** Opening Information given block **

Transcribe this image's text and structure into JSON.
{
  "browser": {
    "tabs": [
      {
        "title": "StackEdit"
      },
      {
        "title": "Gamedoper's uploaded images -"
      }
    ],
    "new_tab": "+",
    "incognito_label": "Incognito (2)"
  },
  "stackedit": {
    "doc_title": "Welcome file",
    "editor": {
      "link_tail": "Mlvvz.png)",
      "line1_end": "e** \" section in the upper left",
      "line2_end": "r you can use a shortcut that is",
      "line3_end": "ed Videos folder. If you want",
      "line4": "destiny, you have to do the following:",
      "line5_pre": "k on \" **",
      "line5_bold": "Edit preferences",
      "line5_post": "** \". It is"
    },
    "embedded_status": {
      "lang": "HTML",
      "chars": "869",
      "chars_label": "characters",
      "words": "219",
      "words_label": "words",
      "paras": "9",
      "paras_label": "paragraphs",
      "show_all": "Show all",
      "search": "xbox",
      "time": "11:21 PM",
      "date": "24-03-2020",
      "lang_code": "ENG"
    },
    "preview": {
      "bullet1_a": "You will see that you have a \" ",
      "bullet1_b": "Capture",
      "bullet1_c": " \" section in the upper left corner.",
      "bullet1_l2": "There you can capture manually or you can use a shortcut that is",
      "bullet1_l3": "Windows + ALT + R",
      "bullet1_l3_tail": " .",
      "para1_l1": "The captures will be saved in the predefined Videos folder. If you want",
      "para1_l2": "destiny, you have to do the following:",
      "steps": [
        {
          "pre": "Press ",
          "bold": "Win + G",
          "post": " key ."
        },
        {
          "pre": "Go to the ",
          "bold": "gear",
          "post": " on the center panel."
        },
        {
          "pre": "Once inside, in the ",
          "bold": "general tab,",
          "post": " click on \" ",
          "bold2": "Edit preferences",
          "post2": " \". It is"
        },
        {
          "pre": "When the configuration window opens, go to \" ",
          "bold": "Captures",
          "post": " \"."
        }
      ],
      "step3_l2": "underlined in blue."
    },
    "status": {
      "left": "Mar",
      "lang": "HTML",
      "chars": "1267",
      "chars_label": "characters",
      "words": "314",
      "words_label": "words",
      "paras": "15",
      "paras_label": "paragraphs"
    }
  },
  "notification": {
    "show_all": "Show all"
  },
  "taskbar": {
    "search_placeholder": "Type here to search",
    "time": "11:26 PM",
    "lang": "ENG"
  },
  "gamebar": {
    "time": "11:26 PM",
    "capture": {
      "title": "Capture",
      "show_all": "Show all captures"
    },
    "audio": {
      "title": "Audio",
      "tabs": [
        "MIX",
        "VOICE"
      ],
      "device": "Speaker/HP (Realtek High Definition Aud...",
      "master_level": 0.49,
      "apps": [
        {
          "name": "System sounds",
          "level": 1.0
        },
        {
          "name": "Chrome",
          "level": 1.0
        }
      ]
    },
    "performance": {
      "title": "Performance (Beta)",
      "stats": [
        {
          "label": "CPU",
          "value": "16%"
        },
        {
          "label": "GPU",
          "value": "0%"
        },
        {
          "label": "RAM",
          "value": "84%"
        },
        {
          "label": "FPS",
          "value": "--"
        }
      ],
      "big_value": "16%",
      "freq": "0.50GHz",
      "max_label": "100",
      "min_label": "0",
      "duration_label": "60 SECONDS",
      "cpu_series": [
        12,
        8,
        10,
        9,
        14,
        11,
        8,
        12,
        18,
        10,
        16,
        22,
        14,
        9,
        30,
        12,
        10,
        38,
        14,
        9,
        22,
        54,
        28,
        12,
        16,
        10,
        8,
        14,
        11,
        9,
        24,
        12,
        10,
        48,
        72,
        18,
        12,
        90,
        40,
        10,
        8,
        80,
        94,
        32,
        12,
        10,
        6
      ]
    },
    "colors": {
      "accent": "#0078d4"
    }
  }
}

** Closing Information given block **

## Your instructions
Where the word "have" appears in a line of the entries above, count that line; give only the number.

## Result of the task
3